*DATA UNDER STUDY*.
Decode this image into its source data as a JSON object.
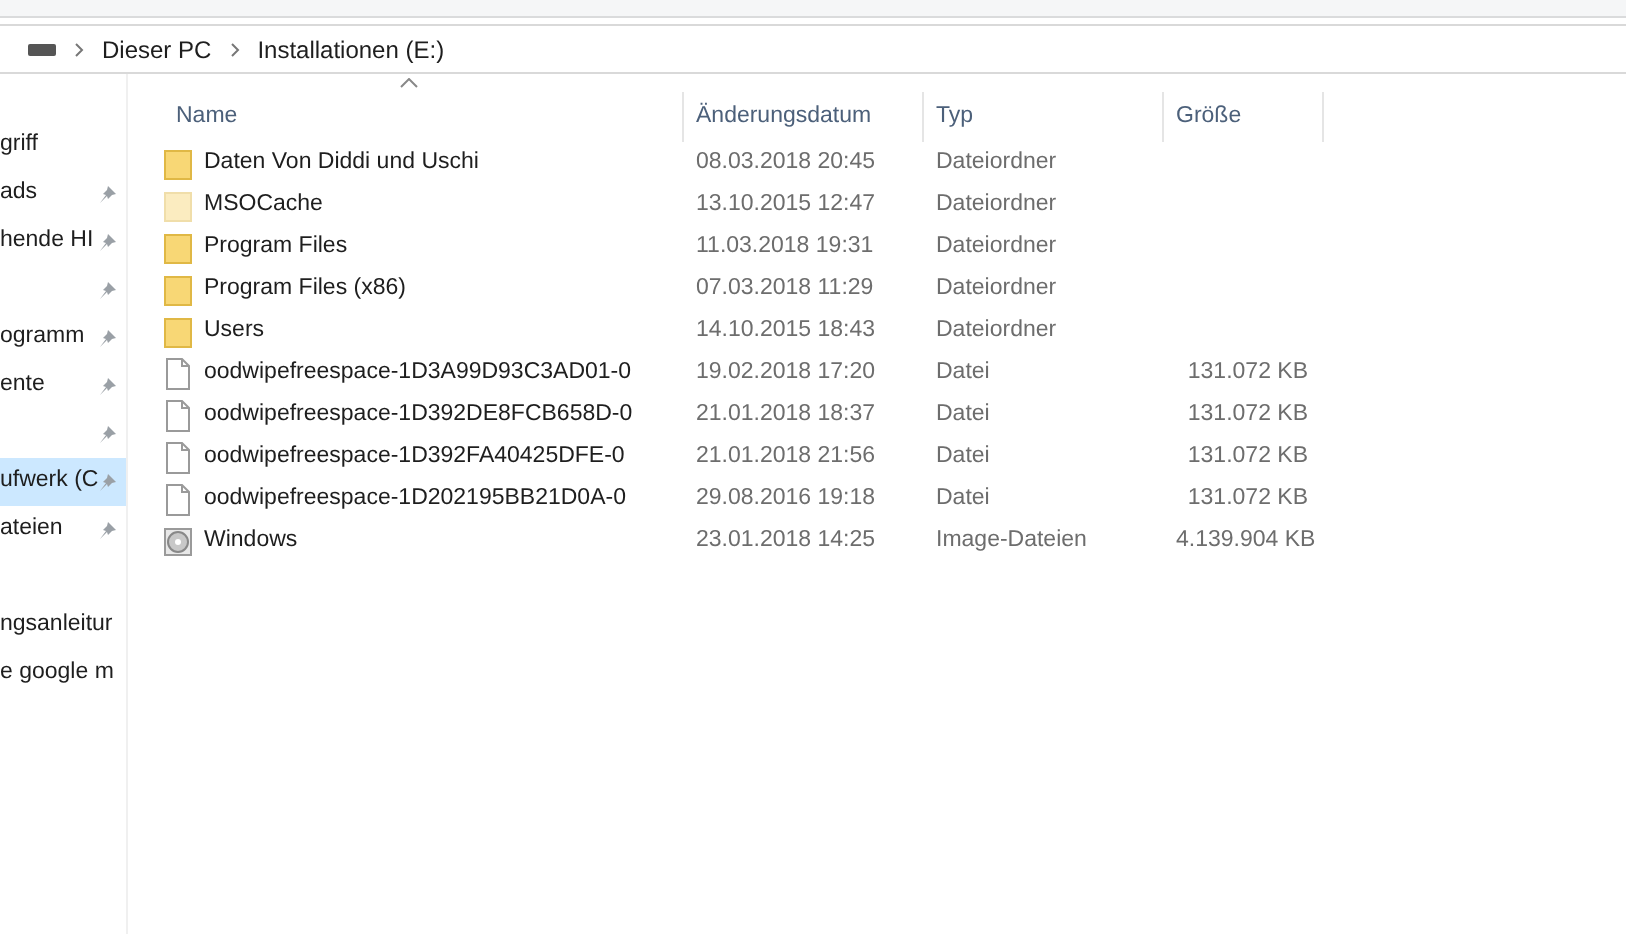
{
  "breadcrumb": [
    {
      "label": "Dieser PC"
    },
    {
      "label": "Installationen (E:)"
    }
  ],
  "sidebar": {
    "items": [
      {
        "label": "griff",
        "pinned": false,
        "selected": false
      },
      {
        "label": "ads",
        "pinned": true,
        "selected": false
      },
      {
        "label": "hende HI",
        "pinned": true,
        "selected": false
      },
      {
        "pinned": true,
        "selected": false
      },
      {
        "label": "ogramm",
        "pinned": true,
        "selected": false
      },
      {
        "label": "ente",
        "pinned": true,
        "selected": false
      },
      {
        "pinned": true,
        "selected": false
      },
      {
        "label": "ufwerk (C",
        "pinned": true,
        "selected": true
      },
      {
        "label": "ateien",
        "pinned": true,
        "selected": false
      },
      {
        "pinned": false,
        "selected": false
      },
      {
        "label": "ngsanleitur",
        "pinned": false,
        "selected": false
      },
      {
        "label": "e google m",
        "pinned": false,
        "selected": false
      }
    ]
  },
  "table": {
    "columns": [
      {
        "label": "Name",
        "sorted": true
      },
      {
        "label": "Änderungsdatum",
        "sorted": false
      },
      {
        "label": "Typ",
        "sorted": false
      },
      {
        "label": "Größe",
        "sorted": false
      }
    ],
    "rows": [
      {
        "kind": "folder",
        "hidden": false,
        "name": "Daten Von Diddi und Uschi",
        "date": "08.03.2018 20:45",
        "type": "Dateiordner"
      },
      {
        "kind": "folder",
        "hidden": true,
        "name": "MSOCache",
        "date": "13.10.2015 12:47",
        "type": "Dateiordner"
      },
      {
        "kind": "folder",
        "hidden": false,
        "name": "Program Files",
        "date": "11.03.2018 19:31",
        "type": "Dateiordner"
      },
      {
        "kind": "folder",
        "hidden": false,
        "name": "Program Files (x86)",
        "date": "07.03.2018 11:29",
        "type": "Dateiordner"
      },
      {
        "kind": "folder",
        "hidden": false,
        "name": "Users",
        "date": "14.10.2015 18:43",
        "type": "Dateiordner"
      },
      {
        "kind": "file",
        "hidden": false,
        "name": "oodwipefreespace-1D3A99D93C3AD01-0",
        "date": "19.02.2018 17:20",
        "type": "Datei",
        "size": "131.072 KB"
      },
      {
        "kind": "file",
        "hidden": false,
        "name": "oodwipefreespace-1D392DE8FCB658D-0",
        "date": "21.01.2018 18:37",
        "type": "Datei",
        "size": "131.072 KB"
      },
      {
        "kind": "file",
        "hidden": false,
        "name": "oodwipefreespace-1D392FA40425DFE-0",
        "date": "21.01.2018 21:56",
        "type": "Datei",
        "size": "131.072 KB"
      },
      {
        "kind": "file",
        "hidden": false,
        "name": "oodwipefreespace-1D202195BB21D0A-0",
        "date": "29.08.2016 19:18",
        "type": "Datei",
        "size": "131.072 KB"
      },
      {
        "kind": "disc",
        "hidden": false,
        "name": "Windows",
        "date": "23.01.2018 14:25",
        "type": "Image-Dateien",
        "size": "4.139.904 KB"
      }
    ]
  }
}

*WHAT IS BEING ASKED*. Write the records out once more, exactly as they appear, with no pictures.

*OUTPUT BELOW*.
Decode this image into its source data as a JSON object.
{
  "breadcrumb": [
    {
      "label": "Dieser PC"
    },
    {
      "label": "Installationen (E:)"
    }
  ],
  "sidebar": {
    "items": [
      {
        "label": "griff",
        "pinned": false,
        "selected": false
      },
      {
        "label": "ads",
        "pinned": true,
        "selected": false
      },
      {
        "label": "hende HI",
        "pinned": true,
        "selected": false
      },
      {
        "pinned": true,
        "selected": false
      },
      {
        "label": "ogramm",
        "pinned": true,
        "selected": false
      },
      {
        "label": "ente",
        "pinned": true,
        "selected": false
      },
      {
        "pinned": true,
        "selected": false
      },
      {
        "label": "ufwerk (C",
        "pinned": true,
        "selected": true
      },
      {
        "label": "ateien",
        "pinned": true,
        "selected": false
      },
      {
        "pinned": false,
        "selected": false
      },
      {
        "label": "ngsanleitur",
        "pinned": false,
        "selected": false
      },
      {
        "label": "e google m",
        "pinned": false,
        "selected": false
      }
    ]
  },
  "table": {
    "columns": [
      {
        "label": "Name",
        "sorted": true
      },
      {
        "label": "Änderungsdatum",
        "sorted": false
      },
      {
        "label": "Typ",
        "sorted": false
      },
      {
        "label": "Größe",
        "sorted": false
      }
    ],
    "rows": [
      {
        "kind": "folder",
        "hidden": false,
        "name": "Daten Von Diddi und Uschi",
        "date": "08.03.2018 20:45",
        "type": "Dateiordner"
      },
      {
        "kind": "folder",
        "hidden": true,
        "name": "MSOCache",
        "date": "13.10.2015 12:47",
        "type": "Dateiordner"
      },
      {
        "kind": "folder",
        "hidden": false,
        "name": "Program Files",
        "date": "11.03.2018 19:31",
        "type": "Dateiordner"
      },
      {
        "kind": "folder",
        "hidden": false,
        "name": "Program Files (x86)",
        "date": "07.03.2018 11:29",
        "type": "Dateiordner"
      },
      {
        "kind": "folder",
        "hidden": false,
        "name": "Users",
        "date": "14.10.2015 18:43",
        "type": "Dateiordner"
      },
      {
        "kind": "file",
        "hidden": false,
        "name": "oodwipefreespace-1D3A99D93C3AD01-0",
        "date": "19.02.2018 17:20",
        "type": "Datei",
        "size": "131.072 KB"
      },
      {
        "kind": "file",
        "hidden": false,
        "name": "oodwipefreespace-1D392DE8FCB658D-0",
        "date": "21.01.2018 18:37",
        "type": "Datei",
        "size": "131.072 KB"
      },
      {
        "kind": "file",
        "hidden": false,
        "name": "oodwipefreespace-1D392FA40425DFE-0",
        "date": "21.01.2018 21:56",
        "type": "Datei",
        "size": "131.072 KB"
      },
      {
        "kind": "file",
        "hidden": false,
        "name": "oodwipefreespace-1D202195BB21D0A-0",
        "date": "29.08.2016 19:18",
        "type": "Datei",
        "size": "131.072 KB"
      },
      {
        "kind": "disc",
        "hidden": false,
        "name": "Windows",
        "date": "23.01.2018 14:25",
        "type": "Image-Dateien",
        "size": "4.139.904 KB"
      }
    ]
  }
}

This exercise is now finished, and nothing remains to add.